Defect van de Maand

November, 2023
Bright Stripe
Stones and cord in glass can sometimes go hand-in-hand. This container has a large refractory stone in the heel that also created a highly stressed cord in the sidewall. Although a polarimeter cannot reliably detect cord when the bottle is viewed through the sidewall, high magnitude cord stress can sometimes be seen in this manner. The small knots of stress within the cord are additional particles of the stone created as it dissolved within the melt.
October, 2023
Minimalist Aesthetic
A triangle of magenta, a slash of yellow, and a gentle gradient of blue would fit right into an exhibit of minimalistic abstract artwork. But the scientific content of this image is anything but minimal. Ring sections of glass are routinely examined for cord stresses using polarized light microscopy per ASTM C978. This particular ring section shows a strong tension cord on the exterior surface of the container, which appears bright yellow in this orientation. The magenta triangle is the background color, and the blue gradient is compression induced in the glass by the cord. High magnitude tensile stress on the exterior surface is a concern for containers, especially those that contain a carbonated product. Breakage in the pasteurizer or delayed breakage in the warehouse are the most common problems due to cord.
September, 2023
Crack Up
This typical lehr crack consists of fracturing in the bottom and sidewall sections of a wine bottle that was extended in the annealing lehr. Lehr cracks typically originate at moderately severe (or worse) flaws created upstream of the lehr. Most commonly, the flaw or damage is located on the bearing surface which then extends into a fracture due to the thermal stresses produced during the annealing process. A common feature of lehr cracks is a series of dwell marks on the fracture surface indicating that the fracture extended to a certain point and then paused before being acted upon again and extending further. Thick bottomed items such as sparkling wine bottles are more susceptible to lehr crack formation. Darker glass and thick bottoms can also lessen the likelihood that lehr cracks are identified through inspection. Lehr cracks are strength-reducing defects and may fracture the container immediately upon handling.
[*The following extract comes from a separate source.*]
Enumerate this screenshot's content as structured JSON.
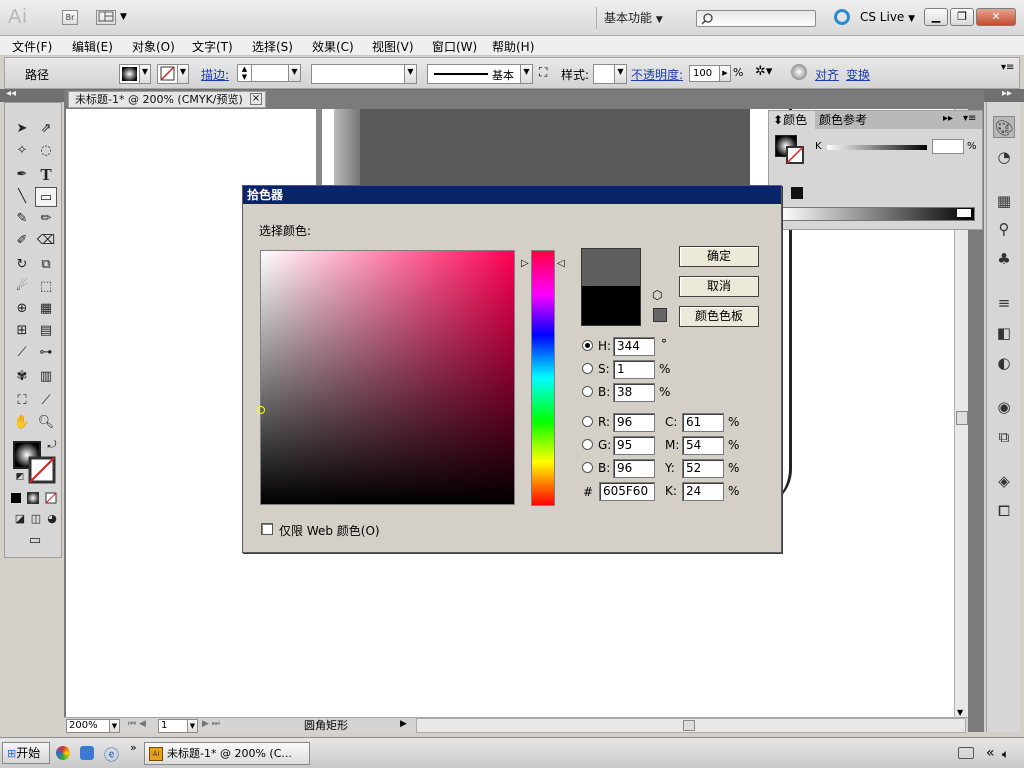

August, 2023
Cool Beans
If you’ve ever visited Chicago, it’s likely that you’ve seen it’s iconic, shiny “Bean” sculpture. Officially titled “Cloud Gate,” the smooth surface reflects the surrounding cityscape as well as the sky above. From a physics perspective, reflections occur when light encounters an interface between two materials with different refractive indices. The flaw in the photomicrograph causes a reflection due to the smooth interface air encapsulated within the glass. This type of flaw is an inclusion referred to as a seed or a blister, depending on its relative size. Seeds and blisters have a number of possible causes, ranging from problems with refining during glass melting to air that is entrapped during container formation.
July, 2023
Arctic Shoreline
Identifying contaminants in a glass container can be very challenging due to the sheer number of possibilities. Dirt, batch materials, lubricants, packaging, product residues, and organic matter can fall into or be deposited in a bottle during processing. Some contaminants occur relatively frequently, such as mold dope and iron oxide dust. Others can leave an analyst scratching his or her head as to how the substance could possibly have ended up in a container. This SEM micrograph shows a large salt crystal (NaCl) that formed due to evaporation of a liquid in the bottom of a bottle. The original source of the liquid could not be identified, but the lack of damage to the underlying glass indicates that the salty liquid was not introduced while the bottle was extremely hot during or soon after forming.